Through the first four innings, however, the teams looked equally matched. Luis Severino no-hit the Astros through 3 2/3 innings, losing his bid on Carlos Correa‘s line drive single in the fourth. The Astros returned in the fifth to do some real damage, drawing two walks and plating the first run of the night with Brian McCann‘s ground-rule double off of the right field wall. Things didn’t get any easier for Severino. Jose Altuve lined a two-RBI base hit into left field, upping Houston’s advantage to three runs.

Verlander, meanwhile, muted the Yankees’ offense with seven innings of five-hit, eight-strikeout ball.
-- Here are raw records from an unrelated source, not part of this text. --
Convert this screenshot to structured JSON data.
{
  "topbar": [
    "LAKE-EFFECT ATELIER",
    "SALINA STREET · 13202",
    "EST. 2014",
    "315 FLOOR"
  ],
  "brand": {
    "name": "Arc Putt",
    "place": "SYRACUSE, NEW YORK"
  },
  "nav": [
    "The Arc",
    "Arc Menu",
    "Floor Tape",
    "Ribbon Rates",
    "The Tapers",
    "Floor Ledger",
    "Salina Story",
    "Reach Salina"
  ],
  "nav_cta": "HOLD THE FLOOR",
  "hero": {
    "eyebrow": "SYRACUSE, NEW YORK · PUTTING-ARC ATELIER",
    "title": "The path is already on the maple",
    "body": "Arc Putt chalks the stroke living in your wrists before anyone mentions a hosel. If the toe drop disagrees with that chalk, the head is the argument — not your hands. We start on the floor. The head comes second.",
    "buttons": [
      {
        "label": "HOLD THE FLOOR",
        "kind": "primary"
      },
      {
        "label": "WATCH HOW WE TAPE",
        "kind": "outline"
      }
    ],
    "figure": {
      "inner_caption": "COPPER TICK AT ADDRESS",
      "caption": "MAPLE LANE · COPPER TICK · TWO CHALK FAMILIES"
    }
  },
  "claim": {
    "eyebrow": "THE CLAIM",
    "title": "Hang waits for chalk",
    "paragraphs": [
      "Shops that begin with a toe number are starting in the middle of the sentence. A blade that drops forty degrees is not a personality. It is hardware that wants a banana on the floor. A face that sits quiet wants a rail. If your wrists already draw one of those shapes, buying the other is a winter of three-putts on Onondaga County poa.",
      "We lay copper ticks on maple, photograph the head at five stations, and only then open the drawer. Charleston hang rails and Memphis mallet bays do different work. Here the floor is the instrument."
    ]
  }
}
While he didn’t come close to matching his complete game effort in Game 2, he was still plenty dominant against a struggling New York lineup. No player reached past first base until the sixth inning, when a pair of base hits from Chase Headley and Didi Gregorius gave the Yankees their first runner in scoring position. That didn’t last long, though, as Gary Sanchez grounded out on a 3-0 slider to end the inning.

In the seventh, Houston’s ace got into another spot of trouble. He walked Greg Bird on six pitches to start the inning, then plunked Starlin Castro on the wrist. Aaron Hicks struck out, in part thanks to a questionable call by home plate umpire Jim Reynolds, but it was Todd Frazier who presented the biggest threat after returning an 0-1 fastball for a 403-foot fly out to left field. Luckily for Verlander, George Springer was there to bail him out with a leaping catch at the wall.

The Yankees kept things exciting in the eighth, too. Aaron Judge ripped his third postseason home run off of Brad Peacock, taking a 425-footer out to the train in left field to spoil the Astros’ shutout. That was the only real break the Yankees got, however, as Altuve, Alex Bregman and Evan Gattis returned in the bottom of the inning to tack on another four runs, including Altuve’s solo shot off of David Robertson:

Ken Giles handled the ninth, expending 23 pitches and giving up a base hit and a walk before retiring Frazier and Headley to end the game. Thanks to Houston’s winning efforts, the two teams will compete in their first seven-game Championship Series since 2004 — and this time, at least one of them is guaranteed to come away with a win.

Game 7 of the ALCS is set for Saturday at 8:00 PM ET. Houston right-hander Charlie Morton (14-7, 3.62 ERA) is scheduled to face southpaw CC Sabathia (14-5, 3.69 ERA).